Today brings a little break from smelling and is instead about tasting.
My city has a holiday tradition that involves drinking. I know, I know, this sounds divine, and truly, it is. I mean… how can you not love required imbibing?
Because I like to shroud my location in mystery, I shall name neither city nor establishment, but local readers will know exactly what I’m talking about. There’s a local Place that makes up batches of Tom & Jerrys around the holidays, and I’ve heard you have to turn in your residency card if you don’t go for at least one. This may or may not be true. Regardless, this Place is absolutely packed for all of December because of the Tom & Jerry tradition.
Now, because I’m not from these parts, I had no idea what a Tom & Jerry was my first year. I’ve heard of Hot Toddies, Hot Buttered Rum, Mulled Wine… you know, the usual winter beverages. But Tom & Jerry? My only reference was the cartoon in which a cat and mouse pummeled the crap out of each other.
And since I understand that not everyone reading knows what they are either, I bring you the recipe, according to Esquire:
TOM & JERRY
1 cup sugar
1 bottle brandy
Pinch of ground allspice
Pinch of ground cinnamon
Pinch of ground cloves
1 bottle dark rum
Glass Type: mug
Separate the eggs. Beat the whites until they form a stiff froth, and the yolks — to which you have added the sugar — “until they are as thin as water,” as the professor advises, gradually adding 4 ounces brandy (spiceaholics will also add a pinch each of ground allspice, cinnamon, and cloves). Fold the whites into the yolks. When ready to serve, give it another stir and then put 1 tablespoon of this batter in a small mug or tumbler. Now add 1 ounce brandy (although some die-hard Dixiecrats prefer bourbon) and 1 ounce Jamaican rum, stirring constantly to avoid curdling. Fill to the top with hot milk and stir until you get foam. Sprinkle a little grated nutmeg on top. This one may require practice and a certain amount of fiddling, but it’s well worth the effort. Note: Some people find the milk too rich and filling, so they use half hot milk, half boiling water.
I have no idea if that’s the same as what’s served ’round here, but my god! That seems like a lot of work!

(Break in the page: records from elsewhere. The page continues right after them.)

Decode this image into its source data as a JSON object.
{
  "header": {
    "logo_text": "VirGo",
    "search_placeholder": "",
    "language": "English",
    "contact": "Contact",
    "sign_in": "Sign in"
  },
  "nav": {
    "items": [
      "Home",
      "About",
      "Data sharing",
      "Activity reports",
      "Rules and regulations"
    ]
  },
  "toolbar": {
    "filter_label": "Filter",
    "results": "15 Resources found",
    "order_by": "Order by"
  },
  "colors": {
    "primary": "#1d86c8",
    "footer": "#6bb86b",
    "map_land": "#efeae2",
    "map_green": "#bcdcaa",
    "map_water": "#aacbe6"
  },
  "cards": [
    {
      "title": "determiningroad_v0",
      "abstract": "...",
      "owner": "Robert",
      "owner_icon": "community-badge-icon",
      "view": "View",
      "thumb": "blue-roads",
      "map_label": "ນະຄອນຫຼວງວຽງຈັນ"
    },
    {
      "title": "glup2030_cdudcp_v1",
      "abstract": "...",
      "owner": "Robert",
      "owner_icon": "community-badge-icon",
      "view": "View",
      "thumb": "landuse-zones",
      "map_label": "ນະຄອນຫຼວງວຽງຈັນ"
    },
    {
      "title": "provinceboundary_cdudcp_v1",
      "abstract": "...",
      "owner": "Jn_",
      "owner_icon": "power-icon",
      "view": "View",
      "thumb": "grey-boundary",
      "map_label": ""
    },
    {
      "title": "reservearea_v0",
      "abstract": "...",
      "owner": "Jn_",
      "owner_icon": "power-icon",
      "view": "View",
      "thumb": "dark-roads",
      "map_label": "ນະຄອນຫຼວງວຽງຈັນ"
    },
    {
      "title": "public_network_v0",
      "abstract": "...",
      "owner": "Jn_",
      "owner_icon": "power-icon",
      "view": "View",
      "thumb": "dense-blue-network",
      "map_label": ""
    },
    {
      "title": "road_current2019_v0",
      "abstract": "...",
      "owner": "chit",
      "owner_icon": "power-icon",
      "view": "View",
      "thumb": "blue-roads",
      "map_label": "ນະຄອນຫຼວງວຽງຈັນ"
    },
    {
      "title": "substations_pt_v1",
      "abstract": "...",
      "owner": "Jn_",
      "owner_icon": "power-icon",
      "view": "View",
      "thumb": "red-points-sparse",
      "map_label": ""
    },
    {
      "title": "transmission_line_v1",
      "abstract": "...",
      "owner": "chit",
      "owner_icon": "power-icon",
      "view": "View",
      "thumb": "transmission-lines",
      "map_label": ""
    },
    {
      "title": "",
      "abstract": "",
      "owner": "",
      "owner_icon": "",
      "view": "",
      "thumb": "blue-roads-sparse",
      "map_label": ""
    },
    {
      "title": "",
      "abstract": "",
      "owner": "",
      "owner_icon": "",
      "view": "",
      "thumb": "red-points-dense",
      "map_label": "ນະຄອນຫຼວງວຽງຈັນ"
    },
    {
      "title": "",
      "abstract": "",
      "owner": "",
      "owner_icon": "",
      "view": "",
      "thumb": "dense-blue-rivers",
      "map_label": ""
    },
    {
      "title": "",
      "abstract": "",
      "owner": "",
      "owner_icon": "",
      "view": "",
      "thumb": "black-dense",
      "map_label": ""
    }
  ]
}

I’m more about cocktails that involve putting something in something else and being done with it.
So, I went to said establishment last night for a holiday mug of cheer. Tom & Jerrys are quite sweet and rich, so really one is more than enough. I had the misfortune of learning that the most one person has ever consumed in one visit is eleven. ELEVEN. I’m sick just thinking about that.
The key to the T&J kitsch is, of course, the mug in which it’s served. They should be throw-backs and read “TOM AND JERRY” on them in some old timey font. The froth should be viscous and stick to the rim (and your fingers, because it seems to get everywhere.)
Enjoy! And please do remember that I never once said Tom & Jerrys are good. The name makes sense if you link it to the cartoon: you will feel like someone smacked you with a frying pan. Happy holidays!